            Luke Kelly has sometimes been called Ireland’s red troubadour.  Born to a poor family, he was raised in a building with a communal toilet and tap shared by eight families.  In his youth, he left Ireland and became an itinerate worker in England.  He cleaned windows and worked on the rails.  He described himself as a beatnik.  It was during those years in England that he met Sean and Mollie Mulready, Communists who had left Ireland because of what they described as persecution from the church and state.  The Mulreadys introduced Kelly to Marxism.  He joined the Young Communists League and the Connolly Association, an Irish emigrant group linked to the Communist Party in Britain.  The Mulreadys and Marxist “classicist” George Thompson oversaw his studies in literature and left-wing politics.  One article I read described his decision to move away from politics and focus on folk music, but it is more accurate to consider this as an extension of his politics, especially since he was musically mentored by Ewan MacColl and his new wife Peggy Seeger.

            Peggy Seeger was the daughter of Charles Seeger, a musicologist, ethnomusicologist, and folklorist.  Charles Seeger attended New York City’s The New School for Social Research, founded in 1919 by a group of men including John Dewey.  Amongst scholars associated with The New School for Social Research (NSSR) were Erich Fromm and Max Wortheimer and others from the Frankfurt School.  Charles Seeger would later teach at the NSSR.

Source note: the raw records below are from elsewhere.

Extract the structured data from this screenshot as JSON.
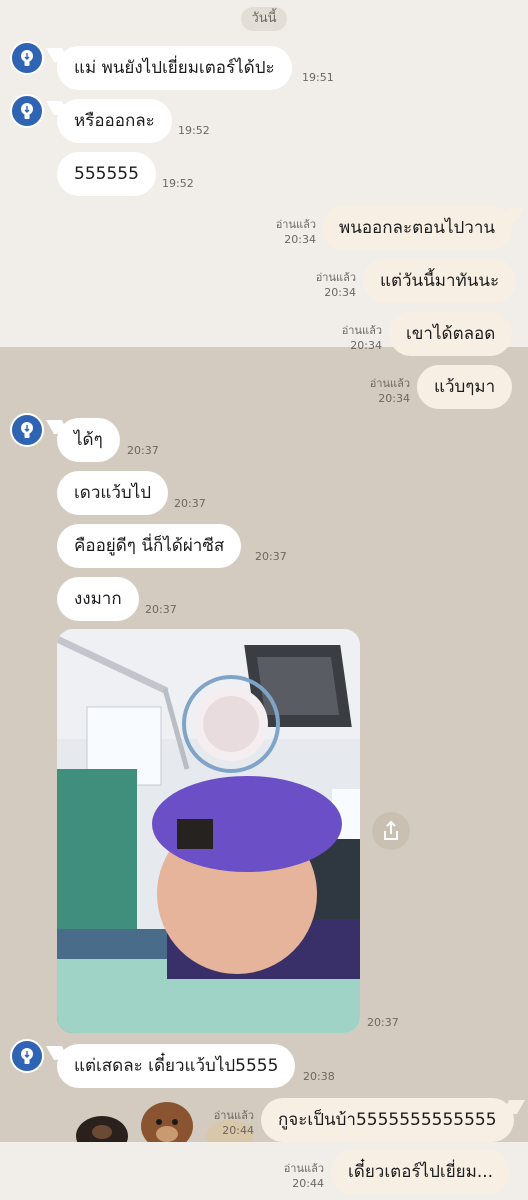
{
  "date_divider": "วันนี้",
  "incoming": [
    {
      "text": "แม่ พนยังไปเยี่ยมเตอร์ได้ปะ",
      "time": "19:51"
    },
    {
      "text": "หรือออกละ",
      "time": "19:52"
    },
    {
      "text": "555555",
      "time": "19:52"
    },
    {
      "text": "ได้ๆ",
      "time": "20:37"
    },
    {
      "text": "เดวแว้บไป",
      "time": "20:37"
    },
    {
      "text": "คืออยู่ดีๆ นี่ก็ได้ผ่าซีส",
      "time": "20:37"
    },
    {
      "text": "งงมาก",
      "time": "20:37"
    },
    {
      "text": "แต่เสดละ เดี๋ยวแว้บไป5555",
      "time": "20:38"
    }
  ],
  "photo_message": {
    "time": "20:37",
    "icon": "share-icon"
  },
  "outgoing": [
    {
      "text": "พนออกละตอนไปวาน",
      "read": "อ่านแล้ว",
      "time": "20:34"
    },
    {
      "text": "แต่วันนี้มาทันนะ",
      "read": "อ่านแล้ว",
      "time": "20:34"
    },
    {
      "text": "เขาได้ตลอด",
      "read": "อ่านแล้ว",
      "time": "20:34"
    },
    {
      "text": "แว้บๆมา",
      "read": "อ่านแล้ว",
      "time": "20:34"
    },
    {
      "text": "กูจะเป็นบ้า5555555555555",
      "read": "อ่านแล้ว",
      "time": "20:44"
    },
    {
      "text": "เดี๋ยวเตอร์ไปเยี่ยม...",
      "read": "อ่านแล้ว",
      "time": "20:44"
    }
  ],
  "colors": {
    "top_background": "#f1eee9",
    "chat_background": "#d3cbbf",
    "incoming_bubble": "#ffffff",
    "outgoing_bubble": "#f7efe4",
    "avatar": "#2f64b4"
  }
}
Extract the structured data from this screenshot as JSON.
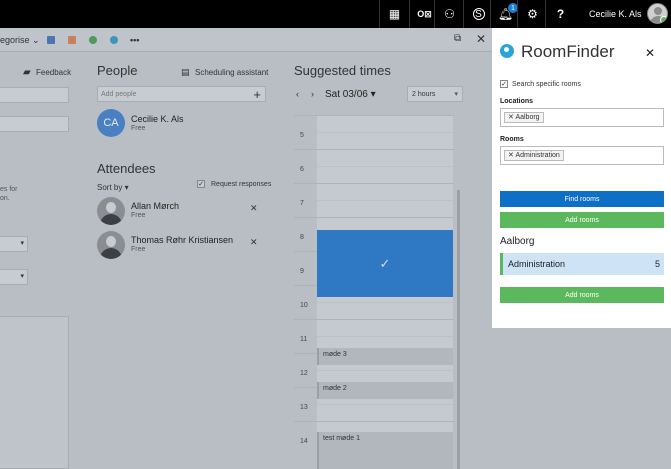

            One of Charles Seeger’s more interesting jobs was his 1936 appointment to Franklin D. Roosevelt’s New Deal Resettlement Administration, formed in 1935.  It relocated struggling urban and rural families to communities planned by the federal government.  This was succeeded by the Farm Security Administration in 1937.  Seeger was technical advisor to the Music Unit of the Special Skills Division of the Resettlement Administration.  The agency that “relocated” struggling families to communities planned by the federal government had a music department.

            Peggy Seeger’s brother was folk musician and folklorist Mike Seeger, and her half-brother was folk singer and activist Pete Seeger.  Pete Seeger joined the Young Communist League in 1936 and in 1942 became a member of Communist Party USA, leaving that organization in 1949, but maintaining left-leaning social activism throughout his long life. 

            In Pete Seeger’s career, it is an early job with his father’s friend and colleague Alan Lomax, that is worth pondering.  In 1938, Seeger took a position from Lomax who was working at the Archive of American Folk Song at the Library of Congress.  They sifted through all the commercial “race” and “hillbilly” recordings to find music that best represented American folk music.  This sifting of recordings was funded by the music division of the Pan American Union (later the Organization of American States.)  The Pan American Union was conceived by Franklin D. Roosevelt as a League of Nations of the Americas.  The music division of the Pan American Union was headed by Pete Seeger’s father, Charles, from 1938 through 1953.


            Before the revolution was televised, it was set to music.


            Peter Doherty is an English musician, songwriter, actor, poet, writer, and artist.  His music has been described as indie-rock, post-punk, and eclectic.  Doherty was raised in a military family.  His father was a major in the Royal Signals.  His mother was a lance-corporal in Queen Alexandra’s Royal Army Nursing Corps.  Doherty has battled drug addiction and said, “I nearly lost my feet from injecting.”

            Doherty is the latest in a long line of performers who’ve sung “Dirty Old Town.”  In February of this year, on England’s Channel 4, he sang MacColl’s song in Ukrainian.  At the end of the song, he shouted “slava Ukraini!”, meaning “glory to Ukraine”.


© Not Sure


Additional reading:


Ewan MacColl: the godfather of folk who was adored – and feared



Ireland’s Red Troubadour



Pete Doherty sings ‘Dirty Old Town’ in Ukrainian in rare TV appearance